At 77, Ms. Rivers has been entertaining and outraging audiences for over 40 years which in and of itself speaks volumes about her talent, appeal, and perseverance. In an industry as fickle as show business, that kind of longevity happens only rarely and, when it does, it means the entertainer in question has equal doses of talent and determination. In the film itself, agent/manager Larry Thompson has a wonderful way of phrasing Ms. Rivers’ staying power when he says: “To get hit by lightning, you have to stand out in the rain, often for a very long time. No one in show business is more willing to stand out in that rain than Joan Rivers.”
The film traces Ms. Rivers’ amazing career, starting with her explosion in the 1960s on the American scene as a frequent guest and then guest host on “The Tonight Show” with Johnny Carson, who became her mentor and greatest fan until Rivers was herself offered a late night show on Fox. Carson never spoke to Rivers again and that scar obviously runs deep within her.
Rivers appointed her husband Edgar Rosenberg as the producer of the Fox show which was ill-fated from day one. After a bitter, rancorous, and brief time, Fox insisted that Rivers fire her husband as producer. When she refused, the show was canceled. Rosenberg blamed himself, sank into despondency, and tragically committed suicide, leaving Rivers in a career tailspin and she and her daughter Melissa in deep financial debt.
Throughout the film, Rivers is so vulnerably honest and forthcoming about herself that it’s almost impossible not to walk away from the film with a deep sense of respect and affection for her.
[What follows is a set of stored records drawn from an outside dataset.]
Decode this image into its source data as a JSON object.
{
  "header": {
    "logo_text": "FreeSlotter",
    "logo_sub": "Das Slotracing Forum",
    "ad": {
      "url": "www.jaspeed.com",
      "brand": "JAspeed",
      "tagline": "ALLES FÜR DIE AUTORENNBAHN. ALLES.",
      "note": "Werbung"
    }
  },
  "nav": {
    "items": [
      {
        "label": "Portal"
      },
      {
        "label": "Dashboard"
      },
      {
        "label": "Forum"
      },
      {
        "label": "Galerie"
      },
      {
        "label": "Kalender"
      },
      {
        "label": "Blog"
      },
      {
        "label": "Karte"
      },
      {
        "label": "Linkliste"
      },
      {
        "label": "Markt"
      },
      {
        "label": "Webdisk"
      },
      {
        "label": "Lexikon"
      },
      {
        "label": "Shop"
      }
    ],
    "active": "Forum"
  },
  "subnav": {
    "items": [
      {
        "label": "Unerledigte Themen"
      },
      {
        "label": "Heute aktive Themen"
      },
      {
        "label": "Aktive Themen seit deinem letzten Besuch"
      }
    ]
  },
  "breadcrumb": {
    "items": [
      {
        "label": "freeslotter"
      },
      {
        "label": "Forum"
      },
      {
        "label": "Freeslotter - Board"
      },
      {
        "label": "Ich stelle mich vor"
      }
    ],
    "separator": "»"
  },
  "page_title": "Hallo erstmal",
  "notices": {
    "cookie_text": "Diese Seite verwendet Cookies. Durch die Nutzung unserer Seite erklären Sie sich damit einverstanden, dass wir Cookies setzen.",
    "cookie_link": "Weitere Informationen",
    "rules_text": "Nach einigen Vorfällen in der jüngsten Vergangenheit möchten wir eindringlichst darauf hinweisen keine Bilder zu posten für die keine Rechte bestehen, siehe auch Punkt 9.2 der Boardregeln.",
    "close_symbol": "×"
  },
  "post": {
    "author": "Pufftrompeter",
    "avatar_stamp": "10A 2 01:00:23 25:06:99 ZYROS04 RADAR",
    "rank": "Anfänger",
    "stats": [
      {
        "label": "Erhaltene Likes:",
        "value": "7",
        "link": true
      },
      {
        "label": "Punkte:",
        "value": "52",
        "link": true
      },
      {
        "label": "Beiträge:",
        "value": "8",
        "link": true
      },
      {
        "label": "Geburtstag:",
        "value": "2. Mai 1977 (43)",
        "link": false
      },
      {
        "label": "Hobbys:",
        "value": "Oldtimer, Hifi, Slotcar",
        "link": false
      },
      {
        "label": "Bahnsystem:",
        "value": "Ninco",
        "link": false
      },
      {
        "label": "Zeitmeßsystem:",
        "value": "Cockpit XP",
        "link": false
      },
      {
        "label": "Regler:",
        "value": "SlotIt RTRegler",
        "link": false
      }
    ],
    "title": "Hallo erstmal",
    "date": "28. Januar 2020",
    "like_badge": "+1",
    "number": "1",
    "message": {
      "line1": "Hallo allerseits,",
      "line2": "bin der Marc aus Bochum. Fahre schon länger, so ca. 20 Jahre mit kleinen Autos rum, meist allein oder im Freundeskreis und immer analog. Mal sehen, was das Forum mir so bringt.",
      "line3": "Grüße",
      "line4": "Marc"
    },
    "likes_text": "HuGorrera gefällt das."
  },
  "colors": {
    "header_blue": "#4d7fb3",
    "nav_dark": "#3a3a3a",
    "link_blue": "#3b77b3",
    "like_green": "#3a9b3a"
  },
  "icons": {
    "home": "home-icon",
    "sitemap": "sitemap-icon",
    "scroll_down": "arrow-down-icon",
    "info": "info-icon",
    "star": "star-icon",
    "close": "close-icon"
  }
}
She talks very openly about the hills and valleys of show business, reveling in success when she has maneuvered her way back into the sunlight, and suffering during the long nights of darkness when she has fallen out of favor.
Near the end of the film, Rivers is walking off stage after a performance and simply says: “Look, I’m a performer. That’s all I am and all I ever want to be.”
Personally, I hope she lives to be 100 and does a show that day. If she does, and I’m still ambulatory myself, I wouldn’t miss it!